The current debate over prescription drug benefits not only divides Democrats from Republicans, it pits two large, influential lobbies against one another -- the Health Insurance Association of America and the Pharmaceutical Research and Manufacturers of America, the New York Times reports. For several months, the pharmaceutical industry has been arguing on Capitol Hill and in broad advertisements that private insurance companies should offer prescription drug benefits. In a recent advertisement, the pharmaceutical industry argued that the Democrats' proposal to add a prescription drug benefit to Medicare "would hurt the industry, slow research and ultimately harm patients."
Allies No More?
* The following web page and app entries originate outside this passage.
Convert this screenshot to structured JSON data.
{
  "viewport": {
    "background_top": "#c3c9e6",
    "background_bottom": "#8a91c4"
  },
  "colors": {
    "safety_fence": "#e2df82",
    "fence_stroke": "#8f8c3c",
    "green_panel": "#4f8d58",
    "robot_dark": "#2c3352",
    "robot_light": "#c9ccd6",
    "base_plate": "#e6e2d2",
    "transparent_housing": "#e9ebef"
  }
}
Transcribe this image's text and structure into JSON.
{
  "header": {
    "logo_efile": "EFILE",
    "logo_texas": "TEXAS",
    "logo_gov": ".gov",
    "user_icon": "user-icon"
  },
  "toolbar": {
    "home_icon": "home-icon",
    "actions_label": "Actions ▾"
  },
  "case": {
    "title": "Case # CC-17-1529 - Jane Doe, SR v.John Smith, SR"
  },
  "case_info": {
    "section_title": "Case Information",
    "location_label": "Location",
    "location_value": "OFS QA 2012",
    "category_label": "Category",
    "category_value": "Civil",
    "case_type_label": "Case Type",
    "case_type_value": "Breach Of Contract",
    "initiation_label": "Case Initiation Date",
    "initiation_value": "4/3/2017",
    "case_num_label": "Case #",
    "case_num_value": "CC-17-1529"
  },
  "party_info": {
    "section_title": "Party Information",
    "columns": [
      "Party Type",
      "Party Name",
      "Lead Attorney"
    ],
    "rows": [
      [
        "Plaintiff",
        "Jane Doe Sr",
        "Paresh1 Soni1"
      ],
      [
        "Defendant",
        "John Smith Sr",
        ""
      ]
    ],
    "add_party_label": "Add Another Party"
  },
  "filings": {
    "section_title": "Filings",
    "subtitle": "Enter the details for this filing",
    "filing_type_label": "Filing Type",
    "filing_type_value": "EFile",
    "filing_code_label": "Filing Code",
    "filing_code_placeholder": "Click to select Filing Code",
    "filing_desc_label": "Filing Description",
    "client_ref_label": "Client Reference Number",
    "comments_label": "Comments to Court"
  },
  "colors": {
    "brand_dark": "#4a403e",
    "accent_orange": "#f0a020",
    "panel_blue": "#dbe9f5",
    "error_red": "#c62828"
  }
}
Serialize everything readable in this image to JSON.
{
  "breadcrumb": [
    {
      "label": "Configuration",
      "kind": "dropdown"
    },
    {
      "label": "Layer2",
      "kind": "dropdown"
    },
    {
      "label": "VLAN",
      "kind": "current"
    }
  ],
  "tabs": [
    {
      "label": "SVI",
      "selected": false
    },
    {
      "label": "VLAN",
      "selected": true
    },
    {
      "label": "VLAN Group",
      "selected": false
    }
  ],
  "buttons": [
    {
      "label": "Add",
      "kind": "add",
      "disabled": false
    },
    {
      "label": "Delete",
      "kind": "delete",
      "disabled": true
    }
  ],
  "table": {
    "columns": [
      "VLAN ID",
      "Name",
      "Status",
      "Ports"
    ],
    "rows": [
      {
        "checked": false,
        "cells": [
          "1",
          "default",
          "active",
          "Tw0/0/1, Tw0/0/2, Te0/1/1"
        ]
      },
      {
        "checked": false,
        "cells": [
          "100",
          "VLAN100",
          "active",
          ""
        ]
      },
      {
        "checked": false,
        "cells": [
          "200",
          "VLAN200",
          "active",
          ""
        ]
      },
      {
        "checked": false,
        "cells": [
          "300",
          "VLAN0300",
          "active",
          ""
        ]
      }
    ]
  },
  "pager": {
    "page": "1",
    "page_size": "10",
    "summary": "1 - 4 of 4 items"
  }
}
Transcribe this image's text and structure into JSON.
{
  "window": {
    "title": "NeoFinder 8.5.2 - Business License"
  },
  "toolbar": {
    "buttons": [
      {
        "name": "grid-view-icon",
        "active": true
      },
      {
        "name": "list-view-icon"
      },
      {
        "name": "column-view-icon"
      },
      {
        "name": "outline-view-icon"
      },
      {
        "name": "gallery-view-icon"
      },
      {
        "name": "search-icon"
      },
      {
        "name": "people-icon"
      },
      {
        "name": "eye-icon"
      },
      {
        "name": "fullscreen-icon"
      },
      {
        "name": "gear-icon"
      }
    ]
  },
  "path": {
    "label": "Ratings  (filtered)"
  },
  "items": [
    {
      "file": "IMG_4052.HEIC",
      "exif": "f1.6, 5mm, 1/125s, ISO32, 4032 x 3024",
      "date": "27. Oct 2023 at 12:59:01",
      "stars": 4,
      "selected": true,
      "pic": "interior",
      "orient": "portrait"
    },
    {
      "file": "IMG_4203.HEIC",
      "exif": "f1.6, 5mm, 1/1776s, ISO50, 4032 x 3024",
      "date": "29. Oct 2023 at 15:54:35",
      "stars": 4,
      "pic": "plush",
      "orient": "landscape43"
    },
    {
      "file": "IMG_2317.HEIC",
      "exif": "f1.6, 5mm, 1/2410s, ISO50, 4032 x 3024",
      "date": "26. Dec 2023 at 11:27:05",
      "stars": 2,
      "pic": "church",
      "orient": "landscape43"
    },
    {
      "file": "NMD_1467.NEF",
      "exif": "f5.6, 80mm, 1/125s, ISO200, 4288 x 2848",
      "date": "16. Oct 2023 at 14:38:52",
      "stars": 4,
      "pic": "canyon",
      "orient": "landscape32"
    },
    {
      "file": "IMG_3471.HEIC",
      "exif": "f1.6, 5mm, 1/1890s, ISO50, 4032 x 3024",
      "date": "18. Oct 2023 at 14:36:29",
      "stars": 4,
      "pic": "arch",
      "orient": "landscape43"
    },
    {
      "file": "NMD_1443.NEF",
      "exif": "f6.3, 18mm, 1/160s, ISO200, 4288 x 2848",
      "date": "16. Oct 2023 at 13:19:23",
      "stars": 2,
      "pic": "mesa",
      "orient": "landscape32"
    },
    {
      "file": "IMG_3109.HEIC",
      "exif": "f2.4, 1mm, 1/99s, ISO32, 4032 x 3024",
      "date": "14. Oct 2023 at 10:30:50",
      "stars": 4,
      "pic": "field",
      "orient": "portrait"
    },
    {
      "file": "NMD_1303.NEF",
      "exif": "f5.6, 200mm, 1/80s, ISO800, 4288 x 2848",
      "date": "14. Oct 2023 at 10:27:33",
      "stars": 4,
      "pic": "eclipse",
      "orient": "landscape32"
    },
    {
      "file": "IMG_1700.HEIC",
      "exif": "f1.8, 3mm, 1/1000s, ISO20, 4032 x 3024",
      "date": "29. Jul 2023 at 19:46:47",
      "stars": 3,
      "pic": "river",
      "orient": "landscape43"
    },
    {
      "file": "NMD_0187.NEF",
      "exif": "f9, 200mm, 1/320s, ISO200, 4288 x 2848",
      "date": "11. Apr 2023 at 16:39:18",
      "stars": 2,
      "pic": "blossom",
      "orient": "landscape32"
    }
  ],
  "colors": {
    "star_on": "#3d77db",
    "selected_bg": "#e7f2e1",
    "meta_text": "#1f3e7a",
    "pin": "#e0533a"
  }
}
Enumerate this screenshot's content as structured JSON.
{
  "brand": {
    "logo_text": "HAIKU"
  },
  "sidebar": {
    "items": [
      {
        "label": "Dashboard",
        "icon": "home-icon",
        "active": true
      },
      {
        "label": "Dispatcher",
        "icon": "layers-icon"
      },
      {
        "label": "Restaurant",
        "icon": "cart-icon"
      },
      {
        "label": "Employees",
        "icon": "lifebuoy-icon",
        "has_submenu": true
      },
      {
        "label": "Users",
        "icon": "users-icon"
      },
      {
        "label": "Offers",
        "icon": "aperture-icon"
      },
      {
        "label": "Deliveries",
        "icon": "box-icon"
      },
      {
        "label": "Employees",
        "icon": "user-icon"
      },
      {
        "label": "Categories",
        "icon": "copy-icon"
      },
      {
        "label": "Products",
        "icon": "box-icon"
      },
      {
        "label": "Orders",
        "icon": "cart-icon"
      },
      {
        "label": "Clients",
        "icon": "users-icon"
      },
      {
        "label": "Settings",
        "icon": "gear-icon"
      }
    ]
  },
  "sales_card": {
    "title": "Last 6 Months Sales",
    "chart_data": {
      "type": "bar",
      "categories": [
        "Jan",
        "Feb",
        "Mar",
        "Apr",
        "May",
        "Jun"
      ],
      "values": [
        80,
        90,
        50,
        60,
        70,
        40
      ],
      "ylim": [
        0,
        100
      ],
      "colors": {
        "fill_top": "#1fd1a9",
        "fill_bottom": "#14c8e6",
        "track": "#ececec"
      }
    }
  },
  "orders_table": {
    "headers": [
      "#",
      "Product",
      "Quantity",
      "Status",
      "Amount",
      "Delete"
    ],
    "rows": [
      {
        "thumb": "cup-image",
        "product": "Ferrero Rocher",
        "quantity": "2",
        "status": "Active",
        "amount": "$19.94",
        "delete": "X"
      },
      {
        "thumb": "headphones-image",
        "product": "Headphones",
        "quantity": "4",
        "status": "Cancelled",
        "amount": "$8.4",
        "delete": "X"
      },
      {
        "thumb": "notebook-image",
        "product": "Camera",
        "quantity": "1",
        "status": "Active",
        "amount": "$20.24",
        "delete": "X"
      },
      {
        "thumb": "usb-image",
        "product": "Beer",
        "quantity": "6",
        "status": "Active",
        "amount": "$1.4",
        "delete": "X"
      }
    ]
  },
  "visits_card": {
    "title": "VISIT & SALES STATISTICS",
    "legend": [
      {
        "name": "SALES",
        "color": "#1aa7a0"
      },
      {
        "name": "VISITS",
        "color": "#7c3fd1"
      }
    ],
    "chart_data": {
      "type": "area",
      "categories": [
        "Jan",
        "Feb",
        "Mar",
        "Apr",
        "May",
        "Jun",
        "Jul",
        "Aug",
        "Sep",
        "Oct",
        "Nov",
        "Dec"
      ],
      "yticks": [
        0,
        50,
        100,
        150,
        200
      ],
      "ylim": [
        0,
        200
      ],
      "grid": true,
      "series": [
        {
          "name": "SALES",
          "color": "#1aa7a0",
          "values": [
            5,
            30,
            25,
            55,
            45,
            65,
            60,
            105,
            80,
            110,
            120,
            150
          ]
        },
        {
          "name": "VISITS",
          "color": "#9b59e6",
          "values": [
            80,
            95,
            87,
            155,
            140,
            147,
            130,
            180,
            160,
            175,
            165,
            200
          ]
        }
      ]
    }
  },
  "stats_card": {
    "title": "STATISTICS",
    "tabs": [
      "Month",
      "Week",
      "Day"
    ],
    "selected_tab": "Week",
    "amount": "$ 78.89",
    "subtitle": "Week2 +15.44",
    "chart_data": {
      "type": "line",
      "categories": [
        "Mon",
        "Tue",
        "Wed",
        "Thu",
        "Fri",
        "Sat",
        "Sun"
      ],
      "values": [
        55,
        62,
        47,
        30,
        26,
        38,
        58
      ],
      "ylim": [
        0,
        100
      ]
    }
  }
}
However, the insurance industry, normally an ally of the Republican Party, has voiced objections to the GOP plan, which relies on insurance companies to offer prescription drug benefits. Even though the GOP plan would offer insurers subsidies, HIAA officials argue that private companies would face difficulties offering an inexpensive product and making a profit while drug prices keep climbing and the elderly, who take the most medications, would be purchasing the coverage. Chip Kahn, president of HIAA, testified before a House committee earlier this month, "We do not believe that private drug-only insurance is a viable concept given the substantial economic and regulatory barriers and problems with adverse selection that would face such a product." Democrats say that the insurance industry's resistance proves that the GOP plan is unrealistic. "This really shows the GOP drug plan to be a mirage," Ronald Pollack, executive director of Families USA, a health care advocacy group, said, adding, "It looks good from a distance, but there's very little there. Notwithstanding the fact that the GOP bill would provide huge subsidies to insurance companies, the insurance companies are still saying, 'We're not going to offer these policies.'" But PhRMA officials counter that a privatized plan would work, since, as PhRMA Executive Vice President Judith Bello testified, the insurance industry has already created private policies for "cancer, sports accidents, emergency room visits, pregnancy complications and campers."
John Feehery, a spokesperson for House Speaker Dennis Hastert (R- Ill.), said that the GOP plan "will create a huge pot of money that the private market will want to get involved in. The fact is, this is a great benefit for seniors and we've already had some movement from the private sector that they will be interested in it." But critics point to Medicare+Choice, the last major effort to privatize health benefits. Rep. Benjamin Cardin (D-Md.) contended that the plan "by anyone's analysis has not worked" and points to the large numbers of private HMOs that have pulled out of the Medicare program because of its unprofitability (Toner, 6/25).